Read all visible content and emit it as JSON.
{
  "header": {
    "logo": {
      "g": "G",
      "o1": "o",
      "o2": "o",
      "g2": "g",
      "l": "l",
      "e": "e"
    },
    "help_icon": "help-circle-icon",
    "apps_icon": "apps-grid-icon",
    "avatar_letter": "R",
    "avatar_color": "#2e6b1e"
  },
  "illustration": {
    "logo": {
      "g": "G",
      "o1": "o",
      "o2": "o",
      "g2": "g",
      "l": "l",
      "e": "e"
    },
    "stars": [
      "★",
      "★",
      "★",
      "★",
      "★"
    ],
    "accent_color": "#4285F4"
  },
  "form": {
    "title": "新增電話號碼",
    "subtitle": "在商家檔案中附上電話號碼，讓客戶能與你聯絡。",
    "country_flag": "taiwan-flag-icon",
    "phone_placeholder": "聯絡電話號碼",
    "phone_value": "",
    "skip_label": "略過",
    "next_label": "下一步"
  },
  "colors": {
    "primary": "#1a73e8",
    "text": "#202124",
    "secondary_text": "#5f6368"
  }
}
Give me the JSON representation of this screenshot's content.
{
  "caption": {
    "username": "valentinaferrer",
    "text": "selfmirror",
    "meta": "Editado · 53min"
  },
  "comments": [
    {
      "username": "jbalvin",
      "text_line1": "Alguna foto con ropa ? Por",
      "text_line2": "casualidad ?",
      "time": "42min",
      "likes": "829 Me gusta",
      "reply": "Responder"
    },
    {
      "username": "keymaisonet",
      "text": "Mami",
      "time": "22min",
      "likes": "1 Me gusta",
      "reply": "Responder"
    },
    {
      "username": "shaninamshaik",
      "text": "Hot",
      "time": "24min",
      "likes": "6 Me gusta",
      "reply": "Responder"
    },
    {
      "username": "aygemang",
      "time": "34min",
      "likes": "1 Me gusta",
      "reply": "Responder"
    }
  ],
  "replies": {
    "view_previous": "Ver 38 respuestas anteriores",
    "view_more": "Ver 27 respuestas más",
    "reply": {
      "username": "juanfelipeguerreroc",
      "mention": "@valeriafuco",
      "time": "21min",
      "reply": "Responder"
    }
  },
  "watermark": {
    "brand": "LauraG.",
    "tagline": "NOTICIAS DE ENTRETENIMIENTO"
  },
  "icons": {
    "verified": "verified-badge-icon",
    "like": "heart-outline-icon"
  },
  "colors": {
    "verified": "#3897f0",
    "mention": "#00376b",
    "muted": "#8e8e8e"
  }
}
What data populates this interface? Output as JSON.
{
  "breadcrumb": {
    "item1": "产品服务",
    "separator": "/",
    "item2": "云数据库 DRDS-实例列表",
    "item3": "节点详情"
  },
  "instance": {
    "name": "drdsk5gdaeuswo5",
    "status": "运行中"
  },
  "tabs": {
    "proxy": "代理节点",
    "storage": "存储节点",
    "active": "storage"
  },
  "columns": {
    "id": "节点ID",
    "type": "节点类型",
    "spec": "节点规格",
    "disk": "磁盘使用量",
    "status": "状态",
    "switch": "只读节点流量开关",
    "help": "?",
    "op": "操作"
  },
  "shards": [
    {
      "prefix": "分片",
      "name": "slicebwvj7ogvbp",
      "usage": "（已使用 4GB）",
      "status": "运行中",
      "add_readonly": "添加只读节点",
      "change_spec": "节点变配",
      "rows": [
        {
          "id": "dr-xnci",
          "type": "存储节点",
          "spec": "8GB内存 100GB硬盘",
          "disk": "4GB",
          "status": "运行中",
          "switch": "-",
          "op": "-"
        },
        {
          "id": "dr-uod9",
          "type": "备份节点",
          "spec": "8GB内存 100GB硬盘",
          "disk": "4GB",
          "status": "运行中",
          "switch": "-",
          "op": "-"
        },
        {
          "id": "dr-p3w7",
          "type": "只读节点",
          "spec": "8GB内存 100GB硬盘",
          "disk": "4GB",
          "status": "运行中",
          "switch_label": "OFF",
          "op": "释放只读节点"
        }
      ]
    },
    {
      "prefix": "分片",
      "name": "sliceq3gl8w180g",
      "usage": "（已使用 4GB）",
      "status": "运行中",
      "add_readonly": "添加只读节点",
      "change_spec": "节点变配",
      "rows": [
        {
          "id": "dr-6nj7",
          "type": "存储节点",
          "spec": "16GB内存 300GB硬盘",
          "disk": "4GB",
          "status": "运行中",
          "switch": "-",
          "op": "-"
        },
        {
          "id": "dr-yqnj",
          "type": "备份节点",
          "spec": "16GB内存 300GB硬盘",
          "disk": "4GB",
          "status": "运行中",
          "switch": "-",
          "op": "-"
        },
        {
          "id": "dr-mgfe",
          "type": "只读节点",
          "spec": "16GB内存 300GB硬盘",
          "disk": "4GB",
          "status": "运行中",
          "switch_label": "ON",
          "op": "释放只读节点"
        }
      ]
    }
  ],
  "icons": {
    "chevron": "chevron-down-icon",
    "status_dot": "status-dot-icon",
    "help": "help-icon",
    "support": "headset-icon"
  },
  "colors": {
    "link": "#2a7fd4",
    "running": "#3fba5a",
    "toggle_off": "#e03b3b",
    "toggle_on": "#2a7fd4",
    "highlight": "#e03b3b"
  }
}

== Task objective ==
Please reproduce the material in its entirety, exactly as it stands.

== Answer space ==
Read all visible content and emit it as JSON.
{
  "header": {
    "logo": {
      "g": "G",
      "o1": "o",
      "o2": "o",
      "g2": "g",
      "l": "l",
      "e": "e"
    },
    "help_icon": "help-circle-icon",
    "apps_icon": "apps-grid-icon",
    "avatar_letter": "R",
    "avatar_color": "#2e6b1e"
  },
  "illustration": {
    "logo": {
      "g": "G",
      "o1": "o",
      "o2": "o",
      "g2": "g",
      "l": "l",
      "e": "e"
    },
    "stars": [
      "★",
      "★",
      "★",
      "★",
      "★"
    ],
    "accent_color": "#4285F4"
  },
  "form": {
    "title": "新增電話號碼",
    "subtitle": "在商家檔案中附上電話號碼，讓客戶能與你聯絡。",
    "country_flag": "taiwan-flag-icon",
    "phone_placeholder": "聯絡電話號碼",
    "phone_value": "",
    "skip_label": "略過",
    "next_label": "下一步"
  },
  "colors": {
    "primary": "#1a73e8",
    "text": "#202124",
    "secondary_text": "#5f6368"
  }
}
Give me the JSON representation of this screenshot's content.
{
  "caption": {
    "username": "valentinaferrer",
    "text": "selfmirror",
    "meta": "Editado · 53min"
  },
  "comments": [
    {
      "username": "jbalvin",
      "text_line1": "Alguna foto con ropa ? Por",
      "text_line2": "casualidad ?",
      "time": "42min",
      "likes": "829 Me gusta",
      "reply": "Responder"
    },
    {
      "username": "keymaisonet",
      "text": "Mami",
      "time": "22min",
      "likes": "1 Me gusta",
      "reply": "Responder"
    },
    {
      "username": "shaninamshaik",
      "text": "Hot",
      "time": "24min",
      "likes": "6 Me gusta",
      "reply": "Responder"
    },
    {
      "username": "aygemang",
      "time": "34min",
      "likes": "1 Me gusta",
      "reply": "Responder"
    }
  ],
  "replies": {
    "view_previous": "Ver 38 respuestas anteriores",
    "view_more": "Ver 27 respuestas más",
    "reply": {
      "username": "juanfelipeguerreroc",
      "mention": "@valeriafuco",
      "time": "21min",
      "reply": "Responder"
    }
  },
  "watermark": {
    "brand": "LauraG.",
    "tagline": "NOTICIAS DE ENTRETENIMIENTO"
  },
  "icons": {
    "verified": "verified-badge-icon",
    "like": "heart-outline-icon"
  },
  "colors": {
    "verified": "#3897f0",
    "mention": "#00376b",
    "muted": "#8e8e8e"
  }
}
What data populates this interface? Output as JSON.
{
  "breadcrumb": {
    "item1": "产品服务",
    "separator": "/",
    "item2": "云数据库 DRDS-实例列表",
    "item3": "节点详情"
  },
  "instance": {
    "name": "drdsk5gdaeuswo5",
    "status": "运行中"
  },
  "tabs": {
    "proxy": "代理节点",
    "storage": "存储节点",
    "active": "storage"
  },
  "columns": {
    "id": "节点ID",
    "type": "节点类型",
    "spec": "节点规格",
    "disk": "磁盘使用量",
    "status": "状态",
    "switch": "只读节点流量开关",
    "help": "?",
    "op": "操作"
  },
  "shards": [
    {
      "prefix": "分片",
      "name": "slicebwvj7ogvbp",
      "usage": "（已使用 4GB）",
      "status": "运行中",
      "add_readonly": "添加只读节点",
      "change_spec": "节点变配",
      "rows": [
        {
          "id": "dr-xnci",
          "type": "存储节点",
          "spec": "8GB内存 100GB硬盘",
          "disk": "4GB",
          "status": "运行中",
          "switch": "-",
          "op": "-"
        },
        {
          "id": "dr-uod9",
          "type": "备份节点",
          "spec": "8GB内存 100GB硬盘",
          "disk": "4GB",
          "status": "运行中",
          "switch": "-",
          "op": "-"
        },
        {
          "id": "dr-p3w7",
          "type": "只读节点",
          "spec": "8GB内存 100GB硬盘",
          "disk": "4GB",
          "status": "运行中",
          "switch_label": "OFF",
          "op": "释放只读节点"
        }
      ]
    },
    {
      "prefix": "分片",
      "name": "sliceq3gl8w180g",
      "usage": "（已使用 4GB）",
      "status": "运行中",
      "add_readonly": "添加只读节点",
      "change_spec": "节点变配",
      "rows": [
        {
          "id": "dr-6nj7",
          "type": "存储节点",
          "spec": "16GB内存 300GB硬盘",
          "disk": "4GB",
          "status": "运行中",
          "switch": "-",
          "op": "-"
        },
        {
          "id": "dr-yqnj",
          "type": "备份节点",
          "spec": "16GB内存 300GB硬盘",
          "disk": "4GB",
          "status": "运行中",
          "switch": "-",
          "op": "-"
        },
        {
          "id": "dr-mgfe",
          "type": "只读节点",
          "spec": "16GB内存 300GB硬盘",
          "disk": "4GB",
          "status": "运行中",
          "switch_label": "ON",
          "op": "释放只读节点"
        }
      ]
    }
  ],
  "icons": {
    "chevron": "chevron-down-icon",
    "status_dot": "status-dot-icon",
    "help": "help-icon",
    "support": "headset-icon"
  },
  "colors": {
    "link": "#2a7fd4",
    "running": "#3fba5a",
    "toggle_off": "#e03b3b",
    "toggle_on": "#2a7fd4",
    "highlight": "#e03b3b"
  }
}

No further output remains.